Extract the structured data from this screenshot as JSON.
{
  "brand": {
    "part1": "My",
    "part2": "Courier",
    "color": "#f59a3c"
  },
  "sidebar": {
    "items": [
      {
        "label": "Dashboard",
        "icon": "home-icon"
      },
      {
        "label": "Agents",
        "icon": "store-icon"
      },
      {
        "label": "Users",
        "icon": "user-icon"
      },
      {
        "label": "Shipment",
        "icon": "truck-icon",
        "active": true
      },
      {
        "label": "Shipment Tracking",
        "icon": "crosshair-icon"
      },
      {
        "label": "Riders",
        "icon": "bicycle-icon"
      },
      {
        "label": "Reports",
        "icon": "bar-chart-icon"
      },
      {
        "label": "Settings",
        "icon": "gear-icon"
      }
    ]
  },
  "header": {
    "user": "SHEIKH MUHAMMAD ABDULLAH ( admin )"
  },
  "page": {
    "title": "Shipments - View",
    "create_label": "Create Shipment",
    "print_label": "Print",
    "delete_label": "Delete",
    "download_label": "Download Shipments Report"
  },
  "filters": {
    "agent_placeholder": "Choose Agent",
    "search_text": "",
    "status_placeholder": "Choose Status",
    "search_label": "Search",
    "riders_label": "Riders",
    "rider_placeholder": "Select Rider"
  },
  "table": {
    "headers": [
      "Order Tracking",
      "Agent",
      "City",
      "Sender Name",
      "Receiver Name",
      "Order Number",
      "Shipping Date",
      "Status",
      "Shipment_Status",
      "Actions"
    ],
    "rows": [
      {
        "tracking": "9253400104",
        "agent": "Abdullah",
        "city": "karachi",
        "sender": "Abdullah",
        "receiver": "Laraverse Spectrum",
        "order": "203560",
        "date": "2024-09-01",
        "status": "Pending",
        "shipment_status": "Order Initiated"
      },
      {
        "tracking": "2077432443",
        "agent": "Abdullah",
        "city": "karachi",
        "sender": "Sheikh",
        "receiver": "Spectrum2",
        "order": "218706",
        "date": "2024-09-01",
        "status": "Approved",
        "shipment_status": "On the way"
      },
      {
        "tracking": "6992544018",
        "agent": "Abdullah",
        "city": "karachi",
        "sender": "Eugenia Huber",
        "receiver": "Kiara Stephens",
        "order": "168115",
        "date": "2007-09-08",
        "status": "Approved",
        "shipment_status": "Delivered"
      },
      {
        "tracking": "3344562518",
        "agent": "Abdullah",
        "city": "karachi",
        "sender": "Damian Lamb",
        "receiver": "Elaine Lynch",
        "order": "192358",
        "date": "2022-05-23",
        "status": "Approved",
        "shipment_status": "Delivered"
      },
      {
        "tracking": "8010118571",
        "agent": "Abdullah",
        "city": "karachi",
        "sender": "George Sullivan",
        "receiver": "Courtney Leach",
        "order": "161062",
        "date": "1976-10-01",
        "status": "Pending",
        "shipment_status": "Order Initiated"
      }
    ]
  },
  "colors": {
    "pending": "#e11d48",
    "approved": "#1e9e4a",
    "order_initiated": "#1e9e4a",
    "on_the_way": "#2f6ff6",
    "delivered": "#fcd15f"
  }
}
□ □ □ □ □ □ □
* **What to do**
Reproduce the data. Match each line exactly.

* **Exercise output**
Extract the structured data from this screenshot as JSON.
{
  "brand": {
    "part1": "My",
    "part2": "Courier",
    "color": "#f59a3c"
  },
  "sidebar": {
    "items": [
      {
        "label": "Dashboard",
        "icon": "home-icon"
      },
      {
        "label": "Agents",
        "icon": "store-icon"
      },
      {
        "label": "Users",
        "icon": "user-icon"
      },
      {
        "label": "Shipment",
        "icon": "truck-icon",
        "active": true
      },
      {
        "label": "Shipment Tracking",
        "icon": "crosshair-icon"
      },
      {
        "label": "Riders",
        "icon": "bicycle-icon"
      },
      {
        "label": "Reports",
        "icon": "bar-chart-icon"
      },
      {
        "label": "Settings",
        "icon": "gear-icon"
      }
    ]
  },
  "header": {
    "user": "SHEIKH MUHAMMAD ABDULLAH ( admin )"
  },
  "page": {
    "title": "Shipments - View",
    "create_label": "Create Shipment",
    "print_label": "Print",
    "delete_label": "Delete",
    "download_label": "Download Shipments Report"
  },
  "filters": {
    "agent_placeholder": "Choose Agent",
    "search_text": "",
    "status_placeholder": "Choose Status",
    "search_label": "Search",
    "riders_label": "Riders",
    "rider_placeholder": "Select Rider"
  },
  "table": {
    "headers": [
      "Order Tracking",
      "Agent",
      "City",
      "Sender Name",
      "Receiver Name",
      "Order Number",
      "Shipping Date",
      "Status",
      "Shipment_Status",
      "Actions"
    ],
    "rows": [
      {
        "tracking": "9253400104",
        "agent": "Abdullah",
        "city": "karachi",
        "sender": "Abdullah",
        "receiver": "Laraverse Spectrum",
        "order": "203560",
        "date": "2024-09-01",
        "status": "Pending",
        "shipment_status": "Order Initiated"
      },
      {
        "tracking": "2077432443",
        "agent": "Abdullah",
        "city": "karachi",
        "sender": "Sheikh",
        "receiver": "Spectrum2",
        "order": "218706",
        "date": "2024-09-01",
        "status": "Approved",
        "shipment_status": "On the way"
      },
      {
        "tracking": "6992544018",
        "agent": "Abdullah",
        "city": "karachi",
        "sender": "Eugenia Huber",
        "receiver": "Kiara Stephens",
        "order": "168115",
        "date": "2007-09-08",
        "status": "Approved",
        "shipment_status": "Delivered"
      },
      {
        "tracking": "3344562518",
        "agent": "Abdullah",
        "city": "karachi",
        "sender": "Damian Lamb",
        "receiver": "Elaine Lynch",
        "order": "192358",
        "date": "2022-05-23",
        "status": "Approved",
        "shipment_status": "Delivered"
      },
      {
        "tracking": "8010118571",
        "agent": "Abdullah",
        "city": "karachi",
        "sender": "George Sullivan",
        "receiver": "Courtney Leach",
        "order": "161062",
        "date": "1976-10-01",
        "status": "Pending",
        "shipment_status": "Order Initiated"
      }
    ]
  },
  "colors": {
    "pending": "#e11d48",
    "approved": "#1e9e4a",
    "order_initiated": "#1e9e4a",
    "on_the_way": "#2f6ff6",
    "delivered": "#fcd15f"
  }
}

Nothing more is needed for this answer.